Aussie workers will be able to access 10 additional days of paid family and domestic violence leave.
The new laws come into effect on Wednesday, February 1, and give full-time, part-time and casual workers up to 10 days of paid leave.
The new arrangements are expected to cover at least 7 million workers, who previously could only access five days of unpaid domestic violence leave.
Businesses with more than 15 employees will be able to access the revised leave from February 1, while small businesses have been given a grace period until August 1 to enact the changes. To ensure privacy, the leave will not appear on the workers' payslip.
Workplace Relations Minister Tony Burke said it was important those facing violence, particularly women, were given the opportunity to take leave without suffering financially.
"Workers should never have to choose between their safety and wages. Paid family and domestic violence leave is a workplace entitlement that will save lives," Burke said.
Social Services Minister Amanda Rishworth said employers also played an important role.
"The connection with work, the payment of wages, is really important in keeping stability in the lives of those experiencing violence when they are attempting to leave a domestic violence situation," Richworth said.

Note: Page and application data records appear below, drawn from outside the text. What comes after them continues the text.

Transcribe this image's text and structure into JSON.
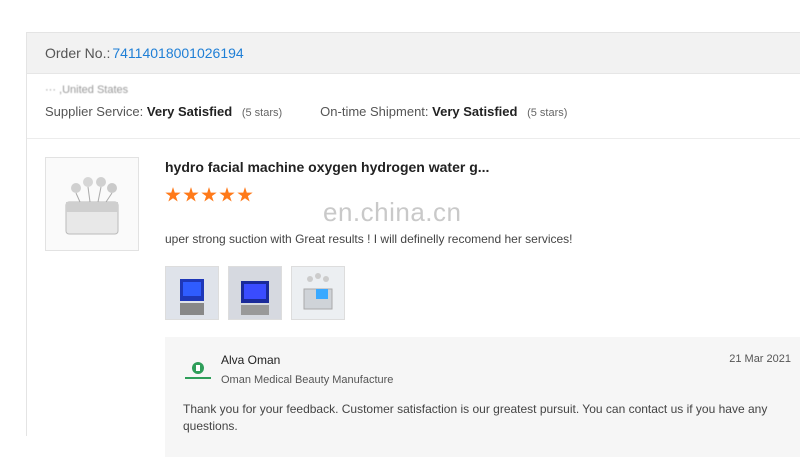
{
  "order": {
    "label": "Order No.:",
    "number": "74114018001026194"
  },
  "buyer": {
    "location": "··· ,United States"
  },
  "ratings": {
    "supplier_label": "Supplier Service:",
    "supplier_value": "Very Satisfied",
    "supplier_stars_text": "(5 stars)",
    "shipment_label": "On-time Shipment:",
    "shipment_value": "Very Satisfied",
    "shipment_stars_text": "(5 stars)"
  },
  "product": {
    "title": "hydro facial machine oxygen hydrogen water g...",
    "rating": 5,
    "review": "uper strong suction with Great results ! I will definelly recomend her services!",
    "photos": [
      "review-photo-1",
      "review-photo-2",
      "review-photo-3"
    ]
  },
  "watermark": "en.china.cn",
  "reply": {
    "author": "Alva Oman",
    "company": "Oman Medical Beauty Manufacture",
    "date": "21 Mar 2021",
    "message": "Thank you for your feedback. Customer satisfaction is our greatest pursuit. You can contact us if you have any questions."
  },
  "colors": {
    "accent": "#1f7fd6",
    "star": "#ff7a1a",
    "logo": "#2f9e5a"
  }
}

One woman in Australia dies at the hands of a former or current partner every 10 days, and police deal with an average of 5,000 domestic violence incidents each week.
It's estimated one in five women have taken time off due to violence from a previous partner, and one in 11 due to a current one.

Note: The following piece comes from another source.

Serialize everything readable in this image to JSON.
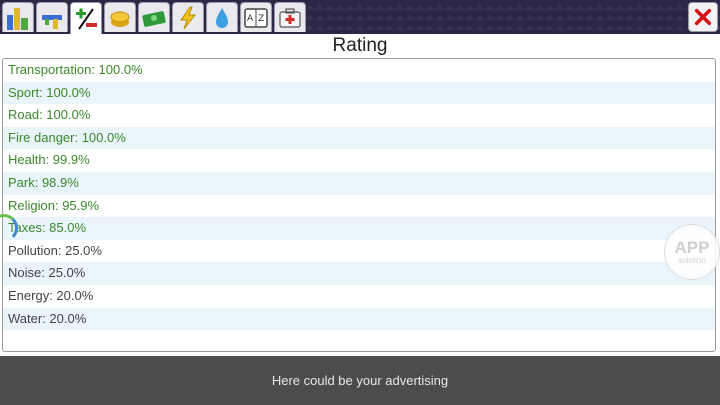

Domestic and family violence helpline 1800 Respect was contacted almost 300,000 times in 2022.
- With AAP
1800 RESPECT (1800 737 732)
Lifeline 13 11 14
beyondblue 1300 22 4636